    The use and implementation of Geographical Indications (GI) is a well established practice in most EU countries. Previous studies show that the use of PDOs and PGIs is directly related to previous experiences as well as the relative importance of the agro-food sector in a country's economy. In the case of Sweden, the agro-food sector has been oriented towards continuous structural rationalization since at least the 1930's. However, the transformation pressure exerted by a rising competitive level in the market, that emanates both from global as well as regional European sources led to the adoption of new strategies. These strategies entail the on-farm elaboration of farm produce, the diversification of activities as well as the use of certification schemes. In the case of Kalixlöjrom, the strategy selected was the adoption of a PDO, as a way of entering a valorisation process for export purposes as well as defending the product against dislojal competition of products with less quality. As this is the first experience with a PDO in Sweden, the case of Kalixlöjrom caviar offers a rare opportunity to understand the actual problems in implementing a policy tool developed by Southern European countries in a country like Sweden. Thus the article highlights the institutional and structural shortcomings discovered in this process and offers new knowledge and reflections valuable for the future adaptation and implementation of previously unknown policy instruments.

  • Small family farms in Romania: How to valorise their goods and services?

    Barjolle, D., Ghib, M.L., Larkham, K.

    During the first programming period of the Common agricultural policy (CAP), a vast majority of policy tools (belonging to first and second pillar of the CAP, Natura 2000) were not implemented in Romania, because of the difficulties to implement them. This paper discusses the pro and contra arguments for the extending the single payment scheme in the new CAP (2014-2020), and especially for the small farms. We investigate the functioning of a rural community located in a remote mountainous area, and discuss whether the current farming system, based on very small farms, produce not only agricultural goods, but at same time many positive externalities like extreme rich biodiversity and social stability. Indeed, if the traditional, extensive but very small scale farming systems would decline in the future, current highly performing environmental services would decline in parallel. At the same time, social inclusion will decline as well, as there is currently no alternative for the family farms to find sufficient sources of incomes neither in Romania nor in Europe. Therefore, the single payment scheme may have positive impacts not only for the security of incomes of the farms, but as well for the social welfare of the rural communities and for the preservation of highvalue biodiversity in this area.

  • Sweden – an emerging wine country – a case of innovation in the context of the “new rurality”

    Rytkönen, P.

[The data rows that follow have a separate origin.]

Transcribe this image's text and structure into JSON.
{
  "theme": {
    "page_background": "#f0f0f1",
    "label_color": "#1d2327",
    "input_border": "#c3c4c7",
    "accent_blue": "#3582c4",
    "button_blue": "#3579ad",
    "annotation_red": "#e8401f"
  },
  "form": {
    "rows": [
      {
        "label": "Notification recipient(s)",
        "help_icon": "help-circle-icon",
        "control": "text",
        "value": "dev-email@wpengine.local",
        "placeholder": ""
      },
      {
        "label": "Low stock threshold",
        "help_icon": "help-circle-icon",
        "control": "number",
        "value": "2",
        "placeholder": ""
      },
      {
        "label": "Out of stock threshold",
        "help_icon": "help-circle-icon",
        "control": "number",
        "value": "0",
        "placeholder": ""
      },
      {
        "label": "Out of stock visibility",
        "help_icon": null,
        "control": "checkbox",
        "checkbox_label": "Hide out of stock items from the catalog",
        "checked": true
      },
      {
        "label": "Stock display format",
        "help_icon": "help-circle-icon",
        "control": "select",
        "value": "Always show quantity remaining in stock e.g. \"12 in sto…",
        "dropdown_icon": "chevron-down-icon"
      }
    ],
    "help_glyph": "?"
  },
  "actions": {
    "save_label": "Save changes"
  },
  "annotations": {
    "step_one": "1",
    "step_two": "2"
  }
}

    This article highlights the articulation of the new rurality in Sweden, exemplified by the emergence of the wine sector. Wine production became possible as a result of climate change and Sweden’s EU membership that led to the abolishment of the production and wholesale monopoly. Even though wine production is an old activity in other countries, in Sweden, the establishment of wine production is an innovation and as such a reflection of rural entrepreneurship. But not everything is a saga of success. The case study shows that there are still important constraints against the further development of the sector, in this case due to path dependency in agricultural and alcohol policy and current Swedish alcohol regulations. Some additional obstacles are the prohibition against gate sales and the inability of farms to meet the scale demands imposed by the public retail monopoly.